In every line of the records, look for "Tutorial", then report how many lines have it and nothing else.

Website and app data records
_____

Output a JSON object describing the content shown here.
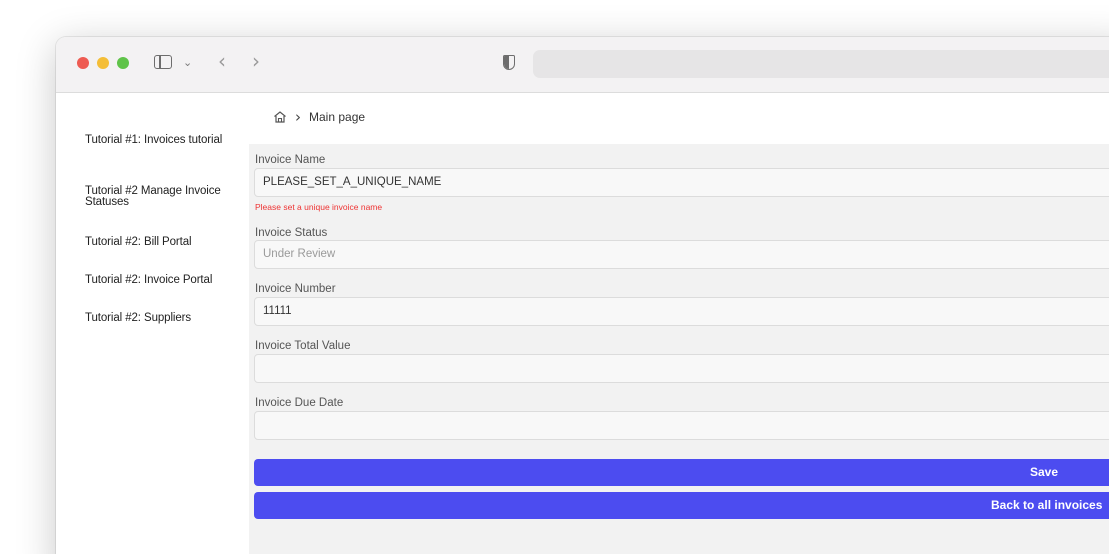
{
  "sidebar": {
    "items": [
      {
        "label": "Tutorial #1: Invoices tutorial"
      },
      {
        "label": "Tutorial #2 Manage Invoice Statuses"
      },
      {
        "label": "Tutorial #2: Bill Portal"
      },
      {
        "label": "Tutorial #2: Invoice Portal"
      },
      {
        "label": "Tutorial #2: Suppliers"
      }
    ]
  },
  "breadcrumb": {
    "icon": "home-icon",
    "separator_icon": "chevron-right-icon",
    "current": "Main page"
  },
  "form": {
    "invoice_name": {
      "label": "Invoice Name",
      "value": "PLEASE_SET_A_UNIQUE_NAME",
      "error": "Please set a unique invoice name"
    },
    "invoice_status": {
      "label": "Invoice Status",
      "value": "Under Review"
    },
    "invoice_number": {
      "label": "Invoice Number",
      "value": "11111"
    },
    "invoice_total_value": {
      "label": "Invoice Total Value",
      "value": ""
    },
    "invoice_due_date": {
      "label": "Invoice Due Date",
      "value": ""
    }
  },
  "buttons": {
    "save": "Save",
    "back": "Back to all invoices"
  },
  "colors": {
    "primary_button": "#4c4cf0",
    "error_text": "#e33333",
    "traffic_red": "#ee5b52",
    "traffic_yellow": "#f4be37",
    "traffic_green": "#5fc349"
  }
}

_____

Answer to the exercise
5